By: Andrew Freund

In 1996, the Emmy Award-winning documentary Paradise Lost exposed the many injustices in the 1993 "Satanic ritual" murder trial that convicted the West Memphis Three - Damien Echols, Jessie Misskelley and Jason Baldwin. The documentary revealed the gross misconduct of police, prosecutors and judges in the case of three teenage boys who were wrongfully accused of a grisly triple murder of three 8-year-old boys.

In March 2000, Paradise Lost 2: New Revelations aired on HBO, making an even stronger case that West Memphis police botched evidence, ignored the obvious primary suspect and did everything they could to target Damien Echols as the supposed ringleader of a "cult" whose members didn't even know each other before the day of the killings.

Yet Echols now sits on Arkansas' death row, waiting for his case to be heard by the state supreme court.

The case of the West Memphis Three is filled with injustices (see www.wm3.org for more details). Police extracted a false confession from Misskelley, a mentally handicapped boy. Misskelley was polygraphed and interrogated by police for more than 12 hours with no access to his father or legal counsel. Yet police recorded only the final 20 minutes of the interrogation to capture a "confession."

No physical evidence linked either Echols, Misskelley or Baldwin to the crime, and bite marks on one of the victims didn't match any of the three. Plus, the obvious main suspect, the stepfather of one of the victims, presented documentary filmmakers with a knife stained with blood that matched the type of one of the victims! Even the father of one of the victims said, "I believe the wrong people are in prison for this crime."

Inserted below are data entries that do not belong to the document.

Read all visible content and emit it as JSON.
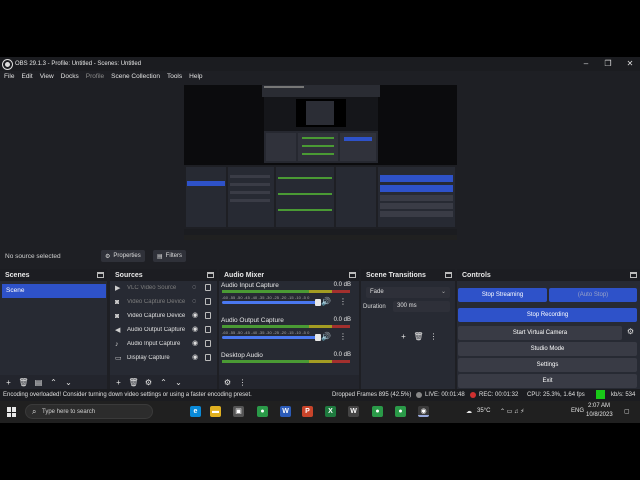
{
  "window": {
    "title": "OBS 29.1.3 - Profile: Untitled - Scenes: Untitled"
  },
  "menu": [
    "File",
    "Edit",
    "View",
    "Docks",
    "Profile",
    "Scene Collection",
    "Tools",
    "Help"
  ],
  "source_toolbar": {
    "no_source": "No source selected",
    "properties": "Properties",
    "filters": "Filters"
  },
  "scenes": {
    "title": "Scenes",
    "items": [
      "Scene"
    ]
  },
  "sources": {
    "title": "Sources",
    "items": [
      {
        "name": "VLC Video Source",
        "icon": "play-icon",
        "visible": false
      },
      {
        "name": "Video Capture Device",
        "icon": "camera-icon",
        "visible": false
      },
      {
        "name": "Video Capture Device",
        "icon": "camera-icon",
        "visible": true
      },
      {
        "name": "Audio Output Capture",
        "icon": "speaker-icon",
        "visible": true
      },
      {
        "name": "Audio Input Capture",
        "icon": "microphone-icon",
        "visible": true
      },
      {
        "name": "Display Capture",
        "icon": "monitor-icon",
        "visible": true
      }
    ]
  },
  "mixer": {
    "title": "Audio Mixer",
    "ticks": "-60 -55 -50 -45 -40 -35 -30 -25 -20 -15 -10 -5 0",
    "channels": [
      {
        "name": "Audio Input Capture",
        "db": "0.0 dB"
      },
      {
        "name": "Audio Output Capture",
        "db": "0.0 dB"
      },
      {
        "name": "Desktop Audio",
        "db": "0.0 dB"
      }
    ]
  },
  "transitions": {
    "title": "Scene Transitions",
    "type": "Fade",
    "duration_label": "Duration",
    "duration": "300 ms"
  },
  "controls": {
    "title": "Controls",
    "stop_streaming": "Stop Streaming",
    "auto_stop": "(Auto Stop)",
    "stop_recording": "Stop Recording",
    "virtual_camera": "Start Virtual Camera",
    "studio_mode": "Studio Mode",
    "settings": "Settings",
    "exit": "Exit"
  },
  "status": {
    "message": "Encoding overloaded! Consider turning down video settings or using a faster encoding preset.",
    "dropped": "Dropped Frames 895 (42.5%)",
    "live": "LIVE: 00:01:48",
    "rec": "REC: 00:01:32",
    "cpu": "CPU: 25.3%, 1.64 fps",
    "kbs": "kb/s: 534"
  },
  "taskbar": {
    "search_placeholder": "Type here to search",
    "temperature": "35°C",
    "lang": "ENG",
    "time": "2:07 AM",
    "date": "10/8/2023"
  },
  "colors": {
    "accent": "#2e52c9",
    "dock": "#272a33",
    "background": "#1e1f24"
  }
}
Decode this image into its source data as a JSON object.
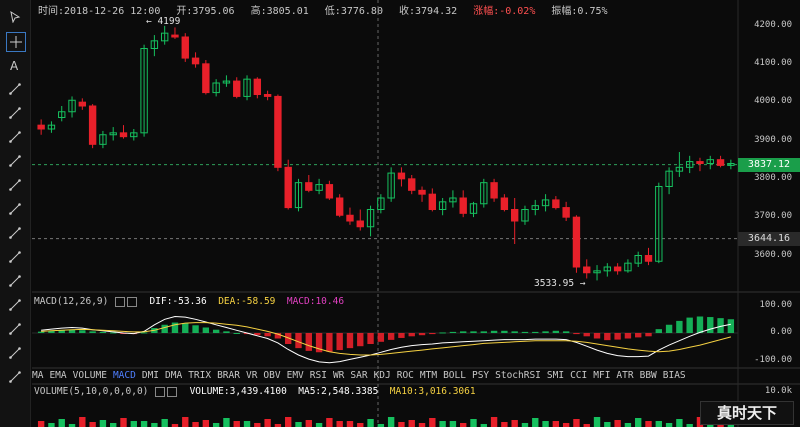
{
  "info": {
    "time": "时间:2018-12-26 12:00",
    "open": "开:3795.06",
    "high": "高:3805.01",
    "low": "低:3776.80",
    "close": "收:3794.32",
    "change": "涨幅:-0.02%",
    "amplitude": "振幅:0.75%"
  },
  "toolbar": {
    "icons": [
      "cursor-arrow-icon",
      "crosshair-icon",
      "text-icon",
      "horizontal-line-icon",
      "horizontal-ray-icon",
      "vertical-line-icon",
      "parallel-lines-icon",
      "price-channel-icon",
      "trend-line-icon",
      "ray-line-icon",
      "fib-icon",
      "fork-icon",
      "pitchfork-icon",
      "gann-icon",
      "wave-icon",
      "trash-icon"
    ]
  },
  "chart_data": {
    "type": "candlestick",
    "price_axis": {
      "ticks": [
        "4200.00",
        "4100.00",
        "4000.00",
        "3900.00",
        "3800.00",
        "3700.00",
        "3600.00"
      ],
      "ylim": [
        3510,
        4230
      ]
    },
    "current_price": "3837.12",
    "crosshair_price": "3644.16",
    "high_label": "4199",
    "low_label": "3533.95",
    "colors": {
      "up": "#16c15f",
      "down": "#e8202a",
      "current_tag": "#1a9e4a"
    },
    "candles": [
      [
        3940,
        3955,
        3915,
        3930
      ],
      [
        3930,
        3950,
        3920,
        3940
      ],
      [
        3960,
        3990,
        3950,
        3975
      ],
      [
        3975,
        4015,
        3960,
        4005
      ],
      [
        4000,
        4010,
        3980,
        3990
      ],
      [
        3990,
        3995,
        3880,
        3890
      ],
      [
        3890,
        3925,
        3880,
        3915
      ],
      [
        3915,
        3935,
        3900,
        3920
      ],
      [
        3920,
        3940,
        3905,
        3910
      ],
      [
        3910,
        3930,
        3900,
        3920
      ],
      [
        3920,
        4150,
        3910,
        4140
      ],
      [
        4140,
        4175,
        4120,
        4160
      ],
      [
        4160,
        4199,
        4150,
        4180
      ],
      [
        4175,
        4195,
        4165,
        4170
      ],
      [
        4170,
        4180,
        4105,
        4115
      ],
      [
        4115,
        4130,
        4090,
        4100
      ],
      [
        4100,
        4110,
        4020,
        4025
      ],
      [
        4025,
        4060,
        4015,
        4050
      ],
      [
        4050,
        4070,
        4040,
        4055
      ],
      [
        4055,
        4065,
        4010,
        4015
      ],
      [
        4015,
        4070,
        4005,
        4060
      ],
      [
        4060,
        4065,
        4010,
        4020
      ],
      [
        4020,
        4030,
        4005,
        4015
      ],
      [
        4015,
        4020,
        3820,
        3830
      ],
      [
        3830,
        3850,
        3720,
        3725
      ],
      [
        3725,
        3800,
        3715,
        3790
      ],
      [
        3790,
        3810,
        3765,
        3770
      ],
      [
        3770,
        3800,
        3760,
        3785
      ],
      [
        3785,
        3795,
        3745,
        3750
      ],
      [
        3750,
        3760,
        3700,
        3705
      ],
      [
        3705,
        3725,
        3680,
        3690
      ],
      [
        3690,
        3720,
        3665,
        3675
      ],
      [
        3675,
        3730,
        3650,
        3720
      ],
      [
        3720,
        3760,
        3710,
        3750
      ],
      [
        3750,
        3830,
        3740,
        3815
      ],
      [
        3815,
        3830,
        3780,
        3800
      ],
      [
        3800,
        3810,
        3760,
        3770
      ],
      [
        3770,
        3780,
        3740,
        3760
      ],
      [
        3760,
        3775,
        3715,
        3720
      ],
      [
        3720,
        3750,
        3705,
        3740
      ],
      [
        3740,
        3770,
        3725,
        3750
      ],
      [
        3750,
        3770,
        3700,
        3710
      ],
      [
        3710,
        3740,
        3700,
        3735
      ],
      [
        3735,
        3800,
        3725,
        3790
      ],
      [
        3790,
        3800,
        3740,
        3750
      ],
      [
        3750,
        3760,
        3715,
        3720
      ],
      [
        3720,
        3750,
        3630,
        3690
      ],
      [
        3690,
        3730,
        3680,
        3720
      ],
      [
        3720,
        3745,
        3705,
        3730
      ],
      [
        3730,
        3760,
        3715,
        3745
      ],
      [
        3745,
        3755,
        3720,
        3725
      ],
      [
        3725,
        3740,
        3690,
        3700
      ],
      [
        3700,
        3705,
        3555,
        3570
      ],
      [
        3570,
        3590,
        3540,
        3555
      ],
      [
        3555,
        3575,
        3535,
        3560
      ],
      [
        3560,
        3580,
        3545,
        3570
      ],
      [
        3570,
        3580,
        3550,
        3560
      ],
      [
        3560,
        3590,
        3555,
        3580
      ],
      [
        3580,
        3610,
        3570,
        3600
      ],
      [
        3600,
        3620,
        3575,
        3585
      ],
      [
        3585,
        3790,
        3580,
        3780
      ],
      [
        3780,
        3830,
        3760,
        3820
      ],
      [
        3820,
        3870,
        3805,
        3830
      ],
      [
        3830,
        3860,
        3815,
        3845
      ],
      [
        3845,
        3855,
        3820,
        3840
      ],
      [
        3840,
        3860,
        3825,
        3850
      ],
      [
        3850,
        3860,
        3830,
        3835
      ],
      [
        3835,
        3850,
        3825,
        3840
      ]
    ]
  },
  "macd": {
    "title": "MACD(12,26,9)",
    "dif": "DIF:-53.36",
    "dea": "DEA:-58.59",
    "macd": "MACD:10.46",
    "ticks": [
      "100.00",
      "0.00",
      "-100.00"
    ],
    "ylim": [
      -120,
      120
    ],
    "hist": [
      5,
      8,
      10,
      12,
      10,
      6,
      4,
      2,
      -2,
      -4,
      2,
      18,
      30,
      38,
      35,
      28,
      20,
      12,
      6,
      0,
      -4,
      -8,
      -12,
      -20,
      -40,
      -55,
      -65,
      -70,
      -68,
      -62,
      -55,
      -48,
      -40,
      -32,
      -25,
      -18,
      -12,
      -8,
      -4,
      2,
      4,
      6,
      6,
      6,
      8,
      8,
      6,
      4,
      4,
      6,
      8,
      6,
      -4,
      -12,
      -20,
      -26,
      -24,
      -20,
      -16,
      -12,
      14,
      30,
      44,
      56,
      60,
      58,
      54,
      50
    ],
    "dif_line": [
      10,
      14,
      18,
      20,
      18,
      12,
      8,
      4,
      0,
      -2,
      6,
      30,
      50,
      60,
      58,
      50,
      40,
      30,
      20,
      10,
      0,
      -10,
      -20,
      -36,
      -60,
      -80,
      -95,
      -105,
      -108,
      -104,
      -96,
      -88,
      -80,
      -70,
      -60,
      -52,
      -46,
      -42,
      -40,
      -36,
      -34,
      -32,
      -30,
      -28,
      -26,
      -24,
      -24,
      -24,
      -22,
      -22,
      -22,
      -24,
      -34,
      -48,
      -62,
      -74,
      -82,
      -86,
      -86,
      -84,
      -62,
      -44,
      -28,
      -12,
      2,
      14,
      24,
      32
    ],
    "dea_line": [
      6,
      8,
      10,
      12,
      13,
      12,
      10,
      8,
      6,
      4,
      4,
      10,
      20,
      30,
      36,
      38,
      38,
      36,
      32,
      28,
      22,
      14,
      6,
      -4,
      -18,
      -32,
      -46,
      -58,
      -68,
      -74,
      -78,
      -80,
      -80,
      -78,
      -74,
      -70,
      -66,
      -62,
      -58,
      -54,
      -50,
      -46,
      -42,
      -38,
      -36,
      -34,
      -32,
      -30,
      -28,
      -28,
      -28,
      -28,
      -30,
      -34,
      -40,
      -46,
      -52,
      -58,
      -62,
      -66,
      -68,
      -66,
      -60,
      -52,
      -44,
      -34,
      -24,
      -14
    ]
  },
  "indicator_tabs": [
    "MA",
    "EMA",
    "VOLUME",
    "MACD",
    "DMI",
    "DMA",
    "TRIX",
    "BRAR",
    "VR",
    "OBV",
    "EMV",
    "RSI",
    "WR",
    "SAR",
    "KDJ",
    "ROC",
    "MTM",
    "BOLL",
    "PSY",
    "StochRSI",
    "SMI",
    "CCI",
    "MFI",
    "ATR",
    "BBW",
    "BIAS"
  ],
  "active_tab": "MACD",
  "volume": {
    "title": "VOLUME(5,10,0,0,0,0)",
    "vol": "VOLUME:3,439.4100",
    "ma5": "MA5:2,548.3385",
    "ma10": "MA10:3,016.3061",
    "top_tick": "10.0k"
  },
  "watermark": "真时天下"
}
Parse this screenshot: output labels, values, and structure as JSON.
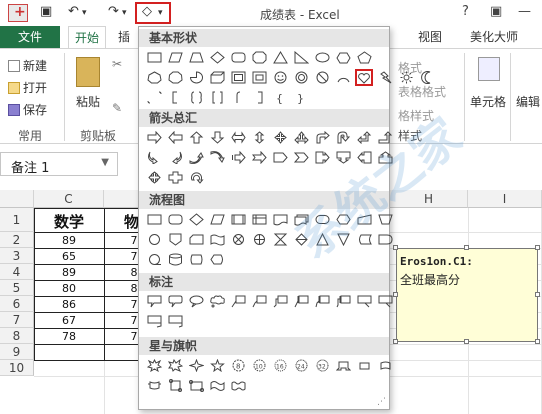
{
  "window": {
    "title": "成绩表 - Excel",
    "help": "?",
    "ribbon_toggle": "▣",
    "minimize": "—"
  },
  "quick_access": {
    "undo": "↶",
    "redo": "↷",
    "dropdown": "▾",
    "shapes_button": "◇"
  },
  "tabs": {
    "file": "文件",
    "home": "开始",
    "insert_partial": "插",
    "view": "视图",
    "beautify": "美化大师"
  },
  "ribbon": {
    "new": "新建",
    "open": "打开",
    "save": "保存",
    "paste": "粘贴",
    "group_common": "常用",
    "group_clipboard": "剪贴板",
    "format_a": "格式",
    "format_b": "表格格式",
    "format_c": "格样式",
    "format_group": "样式",
    "cells": "单元格",
    "edit": "编辑"
  },
  "name_box": {
    "value": "备注 1"
  },
  "grid": {
    "columns": [
      "C",
      "H",
      "I"
    ],
    "rows": [
      "1",
      "2",
      "3",
      "4",
      "5",
      "6",
      "7",
      "8",
      "9",
      "10"
    ],
    "header_c": "数学",
    "header_d_partial": "物",
    "values_c": [
      "89",
      "65",
      "89",
      "80",
      "86",
      "67",
      "78"
    ],
    "values_d_partial": [
      "7",
      "7",
      "8",
      "8",
      "7",
      "7",
      "7"
    ]
  },
  "comment": {
    "author": "Eros1on.C1:",
    "text": "全班最高分"
  },
  "shapes_menu": {
    "sections": [
      {
        "title": "基本形状"
      },
      {
        "title": "箭头总汇"
      },
      {
        "title": "流程图"
      },
      {
        "title": "标注"
      },
      {
        "title": "星与旗帜"
      }
    ],
    "selected_shape": "heart"
  },
  "watermark": "系统之家"
}
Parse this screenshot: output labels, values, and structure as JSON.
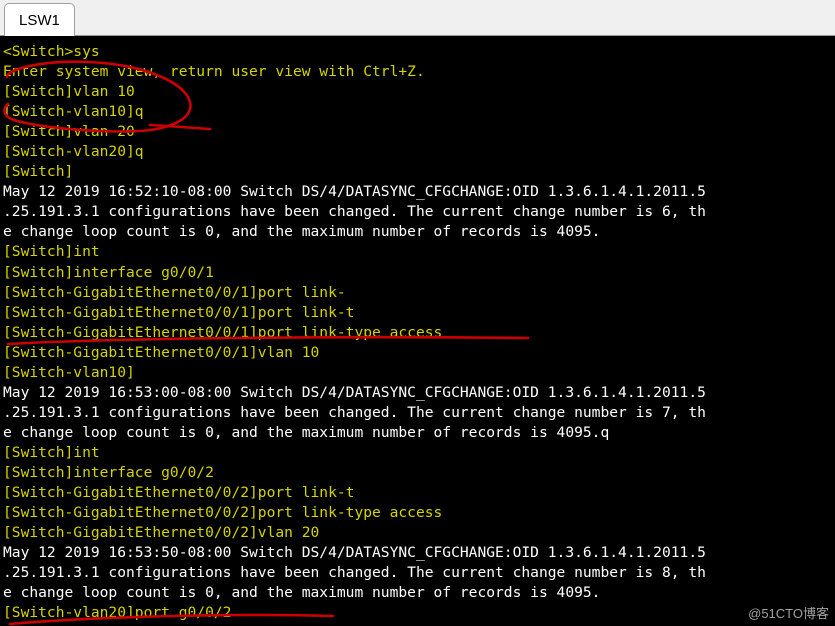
{
  "window": {
    "tabs": [
      {
        "label": "LSW1",
        "active": true
      }
    ]
  },
  "terminal": {
    "prompt_color": "#d4d400",
    "info_color": "#ffffff",
    "background": "#000000",
    "lines": [
      {
        "text": "<Switch>sys",
        "style": "prompt"
      },
      {
        "text": "Enter system view, return user view with Ctrl+Z.",
        "style": "prompt"
      },
      {
        "text": "[Switch]vlan 10",
        "style": "prompt"
      },
      {
        "text": "[Switch-vlan10]q",
        "style": "prompt"
      },
      {
        "text": "[Switch]vlan 20",
        "style": "prompt"
      },
      {
        "text": "[Switch-vlan20]q",
        "style": "prompt"
      },
      {
        "text": "[Switch]",
        "style": "prompt"
      },
      {
        "text": "May 12 2019 16:52:10-08:00 Switch DS/4/DATASYNC_CFGCHANGE:OID 1.3.6.1.4.1.2011.5",
        "style": "info"
      },
      {
        "text": ".25.191.3.1 configurations have been changed. The current change number is 6, th",
        "style": "info"
      },
      {
        "text": "e change loop count is 0, and the maximum number of records is 4095.",
        "style": "info"
      },
      {
        "text": "[Switch]int",
        "style": "prompt"
      },
      {
        "text": "[Switch]interface g0/0/1",
        "style": "prompt"
      },
      {
        "text": "[Switch-GigabitEthernet0/0/1]port link-",
        "style": "prompt"
      },
      {
        "text": "[Switch-GigabitEthernet0/0/1]port link-t",
        "style": "prompt"
      },
      {
        "text": "[Switch-GigabitEthernet0/0/1]port link-type access",
        "style": "prompt"
      },
      {
        "text": "[Switch-GigabitEthernet0/0/1]vlan 10",
        "style": "prompt"
      },
      {
        "text": "[Switch-vlan10]",
        "style": "prompt"
      },
      {
        "text": "May 12 2019 16:53:00-08:00 Switch DS/4/DATASYNC_CFGCHANGE:OID 1.3.6.1.4.1.2011.5",
        "style": "info"
      },
      {
        "text": ".25.191.3.1 configurations have been changed. The current change number is 7, th",
        "style": "info"
      },
      {
        "text": "e change loop count is 0, and the maximum number of records is 4095.q",
        "style": "info"
      },
      {
        "text": "[Switch]int",
        "style": "prompt"
      },
      {
        "text": "[Switch]interface g0/0/2",
        "style": "prompt"
      },
      {
        "text": "[Switch-GigabitEthernet0/0/2]port link-t",
        "style": "prompt"
      },
      {
        "text": "[Switch-GigabitEthernet0/0/2]port link-type access",
        "style": "prompt"
      },
      {
        "text": "[Switch-GigabitEthernet0/0/2]vlan 20",
        "style": "prompt"
      },
      {
        "text": "May 12 2019 16:53:50-08:00 Switch DS/4/DATASYNC_CFGCHANGE:OID 1.3.6.1.4.1.2011.5",
        "style": "info"
      },
      {
        "text": ".25.191.3.1 configurations have been changed. The current change number is 8, th",
        "style": "info"
      },
      {
        "text": "e change loop count is 0, and the maximum number of records is 4095.",
        "style": "info"
      },
      {
        "text": "[Switch-vlan20]port g0/0/2",
        "style": "prompt"
      }
    ]
  },
  "annotations": {
    "color": "#cc0000",
    "marks": [
      {
        "name": "circle-vlan-commands",
        "shape": "ellipse"
      },
      {
        "name": "underline-link-type-access-1",
        "shape": "line"
      },
      {
        "name": "underline-port-g0-0-2",
        "shape": "line"
      }
    ]
  },
  "watermark": {
    "text": "@51CTO博客"
  }
}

An Internet support campaign has grown up around Damien's case, and a number of entertainers have spoken out - from Metallica to Eddie Vedder of Pearl Jam to Trey Parker, the creator of "South Park."

Justice for the West Memphis Three!